Work order:
Copy out the records below exactly as they appear.

Stored data:

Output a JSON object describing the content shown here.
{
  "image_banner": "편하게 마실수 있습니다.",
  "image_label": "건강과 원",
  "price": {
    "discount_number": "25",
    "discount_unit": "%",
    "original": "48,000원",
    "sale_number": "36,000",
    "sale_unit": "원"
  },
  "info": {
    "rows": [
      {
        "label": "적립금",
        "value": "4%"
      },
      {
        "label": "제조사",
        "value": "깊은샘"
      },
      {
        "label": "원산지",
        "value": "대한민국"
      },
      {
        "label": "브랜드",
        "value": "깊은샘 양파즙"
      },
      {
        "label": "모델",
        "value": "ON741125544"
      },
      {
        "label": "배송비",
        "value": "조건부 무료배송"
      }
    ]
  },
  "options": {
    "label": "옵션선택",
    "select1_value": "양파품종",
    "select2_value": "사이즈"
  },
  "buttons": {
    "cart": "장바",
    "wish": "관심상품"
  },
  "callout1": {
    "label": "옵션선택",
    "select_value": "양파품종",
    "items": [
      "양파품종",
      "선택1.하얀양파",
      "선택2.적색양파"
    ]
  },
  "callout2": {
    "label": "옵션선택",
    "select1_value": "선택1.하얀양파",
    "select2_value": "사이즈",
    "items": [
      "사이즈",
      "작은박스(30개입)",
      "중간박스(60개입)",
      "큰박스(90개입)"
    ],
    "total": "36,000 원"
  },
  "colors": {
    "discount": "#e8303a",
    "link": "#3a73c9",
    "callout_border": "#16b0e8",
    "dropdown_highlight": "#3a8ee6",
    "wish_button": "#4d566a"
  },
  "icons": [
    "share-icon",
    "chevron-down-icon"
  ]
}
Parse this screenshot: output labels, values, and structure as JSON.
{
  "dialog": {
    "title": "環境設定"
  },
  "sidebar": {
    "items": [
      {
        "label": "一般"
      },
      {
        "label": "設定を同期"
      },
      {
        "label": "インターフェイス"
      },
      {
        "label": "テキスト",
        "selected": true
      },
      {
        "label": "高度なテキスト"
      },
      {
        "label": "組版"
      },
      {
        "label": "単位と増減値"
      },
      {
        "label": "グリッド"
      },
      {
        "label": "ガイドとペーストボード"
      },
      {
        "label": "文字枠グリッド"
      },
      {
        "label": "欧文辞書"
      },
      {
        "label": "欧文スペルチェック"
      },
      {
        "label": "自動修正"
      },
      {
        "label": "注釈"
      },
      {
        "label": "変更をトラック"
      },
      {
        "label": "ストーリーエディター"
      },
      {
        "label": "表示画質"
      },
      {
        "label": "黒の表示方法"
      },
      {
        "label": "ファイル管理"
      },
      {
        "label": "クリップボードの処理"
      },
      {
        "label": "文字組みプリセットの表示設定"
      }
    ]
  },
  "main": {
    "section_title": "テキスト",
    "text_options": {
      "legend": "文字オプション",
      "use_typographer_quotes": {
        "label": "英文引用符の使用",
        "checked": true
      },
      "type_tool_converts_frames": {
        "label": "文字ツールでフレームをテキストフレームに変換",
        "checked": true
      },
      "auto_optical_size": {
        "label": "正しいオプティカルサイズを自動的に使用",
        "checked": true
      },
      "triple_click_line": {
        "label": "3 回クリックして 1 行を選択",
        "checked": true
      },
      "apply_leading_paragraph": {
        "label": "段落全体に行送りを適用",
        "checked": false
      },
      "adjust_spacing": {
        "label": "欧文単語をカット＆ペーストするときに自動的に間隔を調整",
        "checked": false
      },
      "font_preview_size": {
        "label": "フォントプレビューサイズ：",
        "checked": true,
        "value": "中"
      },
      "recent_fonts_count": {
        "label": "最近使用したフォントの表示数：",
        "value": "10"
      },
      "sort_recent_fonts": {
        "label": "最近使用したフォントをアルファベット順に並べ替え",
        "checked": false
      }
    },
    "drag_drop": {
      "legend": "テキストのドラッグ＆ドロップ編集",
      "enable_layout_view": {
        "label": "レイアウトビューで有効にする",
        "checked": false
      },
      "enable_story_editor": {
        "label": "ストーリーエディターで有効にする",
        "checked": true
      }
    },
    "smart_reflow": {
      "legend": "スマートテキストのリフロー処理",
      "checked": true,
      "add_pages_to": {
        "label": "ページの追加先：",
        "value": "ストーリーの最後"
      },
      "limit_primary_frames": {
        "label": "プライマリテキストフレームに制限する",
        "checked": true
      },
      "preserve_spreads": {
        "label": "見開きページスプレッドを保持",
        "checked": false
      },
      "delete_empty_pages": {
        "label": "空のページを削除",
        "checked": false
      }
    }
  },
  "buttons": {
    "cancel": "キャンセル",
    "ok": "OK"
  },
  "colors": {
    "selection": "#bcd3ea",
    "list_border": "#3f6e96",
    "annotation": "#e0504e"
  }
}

Written solution:
Output a JSON object describing the content shown here.
{
  "image_banner": "편하게 마실수 있습니다.",
  "image_label": "건강과 원",
  "price": {
    "discount_number": "25",
    "discount_unit": "%",
    "original": "48,000원",
    "sale_number": "36,000",
    "sale_unit": "원"
  },
  "info": {
    "rows": [
      {
        "label": "적립금",
        "value": "4%"
      },
      {
        "label": "제조사",
        "value": "깊은샘"
      },
      {
        "label": "원산지",
        "value": "대한민국"
      },
      {
        "label": "브랜드",
        "value": "깊은샘 양파즙"
      },
      {
        "label": "모델",
        "value": "ON741125544"
      },
      {
        "label": "배송비",
        "value": "조건부 무료배송"
      }
    ]
  },
  "options": {
    "label": "옵션선택",
    "select1_value": "양파품종",
    "select2_value": "사이즈"
  },
  "buttons": {
    "cart": "장바",
    "wish": "관심상품"
  },
  "callout1": {
    "label": "옵션선택",
    "select_value": "양파품종",
    "items": [
      "양파품종",
      "선택1.하얀양파",
      "선택2.적색양파"
    ]
  },
  "callout2": {
    "label": "옵션선택",
    "select1_value": "선택1.하얀양파",
    "select2_value": "사이즈",
    "items": [
      "사이즈",
      "작은박스(30개입)",
      "중간박스(60개입)",
      "큰박스(90개입)"
    ],
    "total": "36,000 원"
  },
  "colors": {
    "discount": "#e8303a",
    "link": "#3a73c9",
    "callout_border": "#16b0e8",
    "dropdown_highlight": "#3a8ee6",
    "wish_button": "#4d566a"
  },
  "icons": [
    "share-icon",
    "chevron-down-icon"
  ]
}
Parse this screenshot: output labels, values, and structure as JSON.
{
  "dialog": {
    "title": "環境設定"
  },
  "sidebar": {
    "items": [
      {
        "label": "一般"
      },
      {
        "label": "設定を同期"
      },
      {
        "label": "インターフェイス"
      },
      {
        "label": "テキスト",
        "selected": true
      },
      {
        "label": "高度なテキスト"
      },
      {
        "label": "組版"
      },
      {
        "label": "単位と増減値"
      },
      {
        "label": "グリッド"
      },
      {
        "label": "ガイドとペーストボード"
      },
      {
        "label": "文字枠グリッド"
      },
      {
        "label": "欧文辞書"
      },
      {
        "label": "欧文スペルチェック"
      },
      {
        "label": "自動修正"
      },
      {
        "label": "注釈"
      },
      {
        "label": "変更をトラック"
      },
      {
        "label": "ストーリーエディター"
      },
      {
        "label": "表示画質"
      },
      {
        "label": "黒の表示方法"
      },
      {
        "label": "ファイル管理"
      },
      {
        "label": "クリップボードの処理"
      },
      {
        "label": "文字組みプリセットの表示設定"
      }
    ]
  },
  "main": {
    "section_title": "テキスト",
    "text_options": {
      "legend": "文字オプション",
      "use_typographer_quotes": {
        "label": "英文引用符の使用",
        "checked": true
      },
      "type_tool_converts_frames": {
        "label": "文字ツールでフレームをテキストフレームに変換",
        "checked": true
      },
      "auto_optical_size": {
        "label": "正しいオプティカルサイズを自動的に使用",
        "checked": true
      },
      "triple_click_line": {
        "label": "3 回クリックして 1 行を選択",
        "checked": true
      },
      "apply_leading_paragraph": {
        "label": "段落全体に行送りを適用",
        "checked": false
      },
      "adjust_spacing": {
        "label": "欧文単語をカット＆ペーストするときに自動的に間隔を調整",
        "checked": false
      },
      "font_preview_size": {
        "label": "フォントプレビューサイズ：",
        "checked": true,
        "value": "中"
      },
      "recent_fonts_count": {
        "label": "最近使用したフォントの表示数：",
        "value": "10"
      },
      "sort_recent_fonts": {
        "label": "最近使用したフォントをアルファベット順に並べ替え",
        "checked": false
      }
    },
    "drag_drop": {
      "legend": "テキストのドラッグ＆ドロップ編集",
      "enable_layout_view": {
        "label": "レイアウトビューで有効にする",
        "checked": false
      },
      "enable_story_editor": {
        "label": "ストーリーエディターで有効にする",
        "checked": true
      }
    },
    "smart_reflow": {
      "legend": "スマートテキストのリフロー処理",
      "checked": true,
      "add_pages_to": {
        "label": "ページの追加先：",
        "value": "ストーリーの最後"
      },
      "limit_primary_frames": {
        "label": "プライマリテキストフレームに制限する",
        "checked": true
      },
      "preserve_spreads": {
        "label": "見開きページスプレッドを保持",
        "checked": false
      },
      "delete_empty_pages": {
        "label": "空のページを削除",
        "checked": false
      }
    }
  },
  "buttons": {
    "cancel": "キャンセル",
    "ok": "OK"
  },
  "colors": {
    "selection": "#bcd3ea",
    "list_border": "#3f6e96",
    "annotation": "#e0504e"
  }
}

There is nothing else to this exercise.